Mass Removal: Considering they play so few creatures, an easy way for control decks to both gain card advantage and defend against early creature rushes is playing mass removal spells (Wrath of God and its Planar Chaos mirror-image Damnation). For a creature deck, playing against mass removal is a huge consideration. If you do not expect mass removal, it is best to play out as many of your creatures as you can. Against it, you will often have to ration out your creatures. Good approaches against mass removal are: playing around it, playing resistant creatures (Phyrexian Totem), playing creatures who have value despite potential mass removal (Giant Solifuge), using discard or countermagic to nullify it (even though this is a one-for-one trade, control decks often rely on their mass removal to handle creature decks, and may not be able to survive without it).
Slow Goldfish: Even though they are usually ahead in the late game, control decks can take a long time to actually win. This means that you will have plenty of time to try to enact a strategy, but that it must be a robust one. (Calciform Pools/Gigadrowse, Haakon, Stromgald Scourge/Court Hussar).
This is Makahito Mihara's World Championship winning combo deck:
Few real creatures: Combo decks don't usually win by attacking, at least not in a traditional sense. If they use creatures, it's either to help enable the combo (Sakura-Tribe Elder) or as part of the combo itself (Bogardan Hellkite). Creature removal is usually very inefficient against combo decks, unless you have reason to know otherwise against a specific combo deck (for instance, Wrath of God might still be necessary against Mihara's Dragonstorm deck in case he just starts playing out his dragons one by one).

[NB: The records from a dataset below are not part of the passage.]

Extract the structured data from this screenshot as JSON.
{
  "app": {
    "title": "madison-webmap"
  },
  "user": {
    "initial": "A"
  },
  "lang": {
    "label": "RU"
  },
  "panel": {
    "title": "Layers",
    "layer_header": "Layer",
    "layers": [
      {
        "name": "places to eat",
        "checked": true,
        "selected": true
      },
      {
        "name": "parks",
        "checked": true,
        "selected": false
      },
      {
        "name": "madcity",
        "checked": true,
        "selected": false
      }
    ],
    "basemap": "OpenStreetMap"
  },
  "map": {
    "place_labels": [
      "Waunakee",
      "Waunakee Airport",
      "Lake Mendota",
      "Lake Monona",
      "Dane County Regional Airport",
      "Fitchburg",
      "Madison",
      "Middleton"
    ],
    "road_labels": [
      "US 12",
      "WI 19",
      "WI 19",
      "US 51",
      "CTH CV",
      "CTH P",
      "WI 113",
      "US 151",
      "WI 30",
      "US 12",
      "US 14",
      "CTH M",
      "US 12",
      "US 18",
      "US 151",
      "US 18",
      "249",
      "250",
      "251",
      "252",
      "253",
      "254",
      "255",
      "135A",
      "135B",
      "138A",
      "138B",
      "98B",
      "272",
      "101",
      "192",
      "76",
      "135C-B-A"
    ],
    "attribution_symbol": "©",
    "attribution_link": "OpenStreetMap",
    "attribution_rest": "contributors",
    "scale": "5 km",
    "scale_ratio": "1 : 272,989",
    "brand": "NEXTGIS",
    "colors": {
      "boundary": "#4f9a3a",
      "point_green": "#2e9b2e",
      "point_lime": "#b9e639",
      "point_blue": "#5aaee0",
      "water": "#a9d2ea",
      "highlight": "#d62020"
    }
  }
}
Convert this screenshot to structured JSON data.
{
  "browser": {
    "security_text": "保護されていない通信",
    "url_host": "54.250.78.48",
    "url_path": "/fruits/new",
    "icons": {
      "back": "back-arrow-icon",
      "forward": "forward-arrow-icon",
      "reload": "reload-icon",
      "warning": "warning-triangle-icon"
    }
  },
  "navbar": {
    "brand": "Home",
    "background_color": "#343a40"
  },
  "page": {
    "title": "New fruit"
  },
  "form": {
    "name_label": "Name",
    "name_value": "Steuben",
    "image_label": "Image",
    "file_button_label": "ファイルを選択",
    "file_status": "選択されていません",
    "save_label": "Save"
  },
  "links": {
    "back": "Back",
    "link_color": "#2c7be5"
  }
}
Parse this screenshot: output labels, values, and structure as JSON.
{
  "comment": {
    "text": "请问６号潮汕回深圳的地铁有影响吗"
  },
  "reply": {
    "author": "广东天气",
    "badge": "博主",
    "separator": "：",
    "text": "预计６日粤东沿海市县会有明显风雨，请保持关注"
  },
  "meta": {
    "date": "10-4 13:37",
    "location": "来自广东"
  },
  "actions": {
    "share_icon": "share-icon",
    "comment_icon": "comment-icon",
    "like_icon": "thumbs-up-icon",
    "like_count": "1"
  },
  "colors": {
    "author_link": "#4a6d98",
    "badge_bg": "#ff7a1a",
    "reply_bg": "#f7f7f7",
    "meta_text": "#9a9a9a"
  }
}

Few non-land permanents: Many combo decks play few non-land permanents, or if they do, often don't play them until the turn they're ready to try for the win. A good place to attack a combo deck is the hand, with discard spells (Distress). Sometimes, though, against certain combo decks, a timely enchantment removal spell or counterspell can be enough.
Life-total clock: The more cards a combo deck has access to, the more likely it is to successfully get off its combo. This means a combo deck will usually take as long as possible to win (i.e., the turn before it would otherwise die, or until it has a definite win) to get as many draw steps as possible. It's important to put pressure on combo decks, either with creatures or threatening spells, to force them to try and win prematurely.
Narrow strategy: Combo decks tend to be highly focused, aimed at enacting their combo. If you can disable the combo, there's not much they can do (e.g., Cranial Extraction against a combo deck with a single kill card).
Weak defense: Additionally, combo decks are usually so busy setting up their combo that they don't have much room or time for responsive spells.
Specific: More than any other deck type, combo decks are unique from deck to deck. Enchantment removal might be great against one but useless against another.
Fast Goldfish: The same rule applies as with aggro: a deck must have sufficient early-turn defense to survive against a combo deck.
"Attacking is the nut low. The strategy simply is not viable." - Gadiel Szleifer
Gadiel, a Pro Tour Champion, describes aggro strategies as fundamentally weak, but remember is that the metagame is self-correcting. Even if an aggro strategy is weak, if few enough decks are designed to handle an aggro strategy, that decktype can win. In this way, it is difficult for any decktype to dominate or be dominated by the others.
For further reading, check out the Wikipedia article on Magic deck types.
That's it for now. Join me next week when we look at the basics of tournament play.